Although Barkan is the real deal, as self-deprecating and passionate as his online persona would suggest, Bruckmann pulls back the curtain slightly to show how he became a viral sensation with the help of Liz Jaff, a progressive strategist he met at Dulles International Airport after attempting to meet with congresspeople about their vote on health care. Prevented from meeting with then-Senator Jeff Flake of Arizona by his aides at his office, Jaff noticed that they were on the same flight home and turned on her camera as Barkan took the initiative to confront him, a decision that netted Barkan thousands of new followers on Twitter and provided a template for an effective and ongoing social media campaign. While people no doubt responded to what appeared as an authentic exchange with Flake unguarded in his comments, it’s fascinating to recognize that it was staged to a degree, something that is expanded upon when Bruckmann shows Barkan running a practice session for other health care activists showing them how to hound their local representatives and how to stand strong in town hall environments when others try to shut them down.
Barkan may be seen gradually losing his physical faculties as he embarks on a mission to visit 30 congressional districts with representatives expected to vote against health care legislation, but he shrewdly realizes the performative aspect necessary for activism to be effective in the social media era where shame and conflict are rewarded with engagement and as he goes from one city to the next meeting with those often dealing with a debilitating ailment like himself and feel disenfranchised, he comes across almost as if he’s some kind of oracle with the unique formula to cut through the noise.
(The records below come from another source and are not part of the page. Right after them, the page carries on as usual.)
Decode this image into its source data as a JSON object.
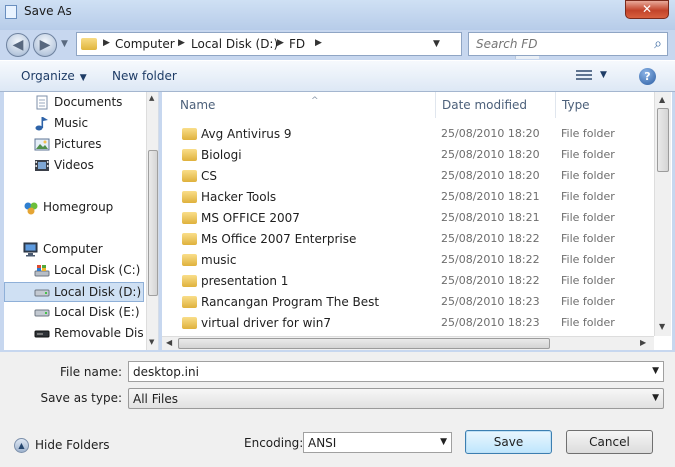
{
  "window": {
    "title": "Save As",
    "close_label": "✕"
  },
  "nav": {
    "back": "◀",
    "forward": "▶",
    "history_dropdown": "▼",
    "breadcrumb": [
      "Computer",
      "Local Disk (D:)",
      "FD"
    ],
    "crumb_sep": "▶",
    "address_dropdown": "▼",
    "refresh": "⇄",
    "search_placeholder": "Search FD",
    "search_icon": "⌕"
  },
  "toolbar": {
    "organize": "Organize",
    "new_folder": "New folder",
    "dropdown": "▼",
    "help": "?"
  },
  "sidebar": {
    "items": [
      {
        "label": "Documents",
        "icon": "documents-icon"
      },
      {
        "label": "Music",
        "icon": "music-icon"
      },
      {
        "label": "Pictures",
        "icon": "pictures-icon"
      },
      {
        "label": "Videos",
        "icon": "videos-icon"
      },
      {
        "label": "Homegroup",
        "icon": "homegroup-icon"
      },
      {
        "label": "Computer",
        "icon": "computer-icon"
      },
      {
        "label": "Local Disk (C:)",
        "icon": "drive-icon"
      },
      {
        "label": "Local Disk (D:)",
        "icon": "drive-icon",
        "selected": true
      },
      {
        "label": "Local Disk (E:)",
        "icon": "drive-icon"
      },
      {
        "label": "Removable Disk (",
        "icon": "removable-drive-icon"
      }
    ]
  },
  "files": {
    "columns": [
      "Name",
      "Date modified",
      "Type"
    ],
    "sort_indicator": "^",
    "rows": [
      {
        "name": "Avg Antivirus 9",
        "date": "25/08/2010 18:20",
        "type": "File folder"
      },
      {
        "name": "Biologi",
        "date": "25/08/2010 18:20",
        "type": "File folder"
      },
      {
        "name": "CS",
        "date": "25/08/2010 18:20",
        "type": "File folder"
      },
      {
        "name": "Hacker Tools",
        "date": "25/08/2010 18:21",
        "type": "File folder"
      },
      {
        "name": "MS OFFICE 2007",
        "date": "25/08/2010 18:21",
        "type": "File folder"
      },
      {
        "name": "Ms Office 2007 Enterprise",
        "date": "25/08/2010 18:22",
        "type": "File folder"
      },
      {
        "name": "music",
        "date": "25/08/2010 18:22",
        "type": "File folder"
      },
      {
        "name": "presentation 1",
        "date": "25/08/2010 18:22",
        "type": "File folder"
      },
      {
        "name": "Rancangan Program The Best",
        "date": "25/08/2010 18:23",
        "type": "File folder"
      },
      {
        "name": "virtual driver for win7",
        "date": "25/08/2010 18:23",
        "type": "File folder"
      }
    ]
  },
  "form": {
    "filename_label": "File name:",
    "filename_value": "desktop.ini",
    "savetype_label": "Save as type:",
    "savetype_value": "All Files",
    "encoding_label": "Encoding:",
    "encoding_value": "ANSI",
    "dropdown": "▼"
  },
  "footer": {
    "hide_folders": "Hide Folders",
    "hide_icon": "▲",
    "save": "Save",
    "cancel": "Cancel"
  },
  "colors": {
    "accent": "#3c7fb1",
    "selection": "#cfe0f3"
  }
}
It’s smart of Bruckmann to often leave in seemingly innocuous observations of people attempting to prevent Barkan or those he’s empowered to confront their local representative from coming into their offices, even when it’s public property, and it’s not to put a fine point on what they represent, but to show what Barkan does as someone who isn’t supposed to know he’s permitted in those spaces and asserts his rightful place.
“Not Going Quietly” actually disabuses one of calling it “inspirational,” as Jake, a fellow ALS patient Barkan meets along the trail notes “it’s super-patronizing,” and while it profiles a man of extraordinary will, the film is moving because it shows him putting his own considerable achievements within reach for others so long as they’re willing to engage, making the case that there’s no excuse not to when even selfishly everyone is touched by health issues either personally or within their extended family. Like his foray into social media, Barkan makes an example of himself as a means to an end in granting access to his life, one in which his support system is prominently – and admirably – featured to show that he hardly does it alone, nor does he believe anyone else should.
“Not Going Quietly” will screen at SXSW through March 20th.